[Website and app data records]
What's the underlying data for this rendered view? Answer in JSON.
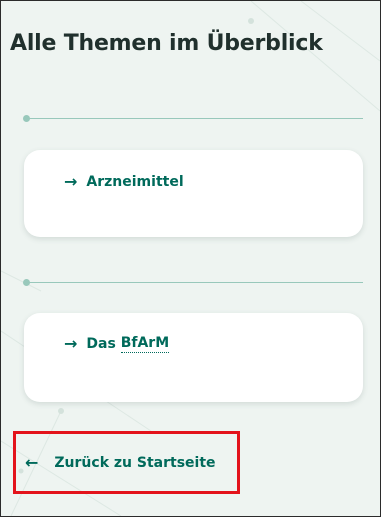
{
  "title": "Alle Themen im Überblick",
  "cards": [
    {
      "arrow": "→",
      "label": "Arzneimittel"
    },
    {
      "arrow": "→",
      "label": "Das ",
      "abbr": "BfArM"
    }
  ],
  "back_link": {
    "arrow": "←",
    "label": "Zurück zu Startseite"
  },
  "colors": {
    "background": "#eef4f1",
    "link": "#006a5b",
    "title": "#20302d",
    "divider": "#98c8bb",
    "highlight": "#e3131b"
  }
}
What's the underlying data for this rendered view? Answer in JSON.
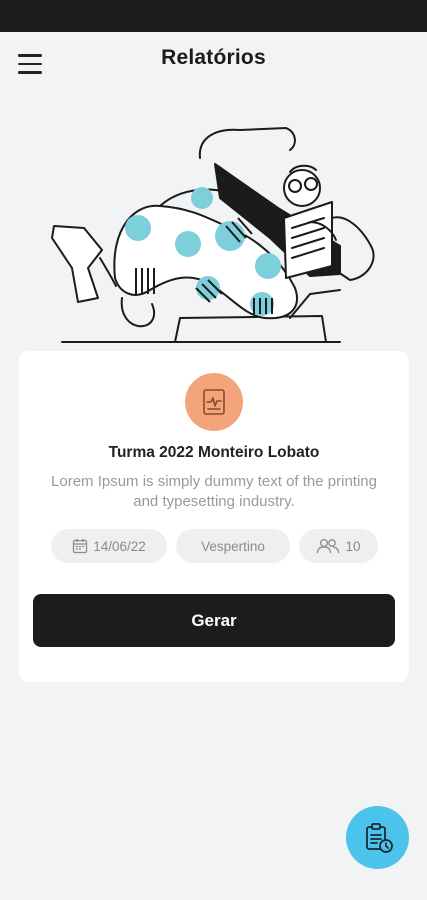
{
  "header": {
    "title": "Relatórios",
    "menu_icon": "hamburger-menu-icon"
  },
  "illustration": {
    "name": "person-reading-illustration",
    "accent_color": "#7ecfdc"
  },
  "card": {
    "badge_icon": "report-document-icon",
    "badge_color": "#f3a47a",
    "title": "Turma 2022 Monteiro Lobato",
    "description": "Lorem Ipsum is simply dummy text of the printing and typesetting industry.",
    "chips": {
      "date": "14/06/22",
      "period": "Vespertino",
      "students": "10"
    },
    "button_label": "Gerar"
  },
  "fab": {
    "icon": "clipboard-clock-icon",
    "color": "#4cc3ea"
  }
}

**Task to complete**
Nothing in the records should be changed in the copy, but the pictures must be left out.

**Exercise solution**
What's the underlying data for this rendered view? Answer in JSON.
{
  "title": "Alle Themen im Überblick",
  "cards": [
    {
      "arrow": "→",
      "label": "Arzneimittel"
    },
    {
      "arrow": "→",
      "label": "Das ",
      "abbr": "BfArM"
    }
  ],
  "back_link": {
    "arrow": "←",
    "label": "Zurück zu Startseite"
  },
  "colors": {
    "background": "#eef4f1",
    "link": "#006a5b",
    "title": "#20302d",
    "divider": "#98c8bb",
    "highlight": "#e3131b"
  }
}
What's the underlying data for this rendered view? Answer in JSON.
{
  "header": {
    "title": "Relatórios",
    "menu_icon": "hamburger-menu-icon"
  },
  "illustration": {
    "name": "person-reading-illustration",
    "accent_color": "#7ecfdc"
  },
  "card": {
    "badge_icon": "report-document-icon",
    "badge_color": "#f3a47a",
    "title": "Turma 2022 Monteiro Lobato",
    "description": "Lorem Ipsum is simply dummy text of the printing and typesetting industry.",
    "chips": {
      "date": "14/06/22",
      "period": "Vespertino",
      "students": "10"
    },
    "button_label": "Gerar"
  },
  "fab": {
    "icon": "clipboard-clock-icon",
    "color": "#4cc3ea"
  }
}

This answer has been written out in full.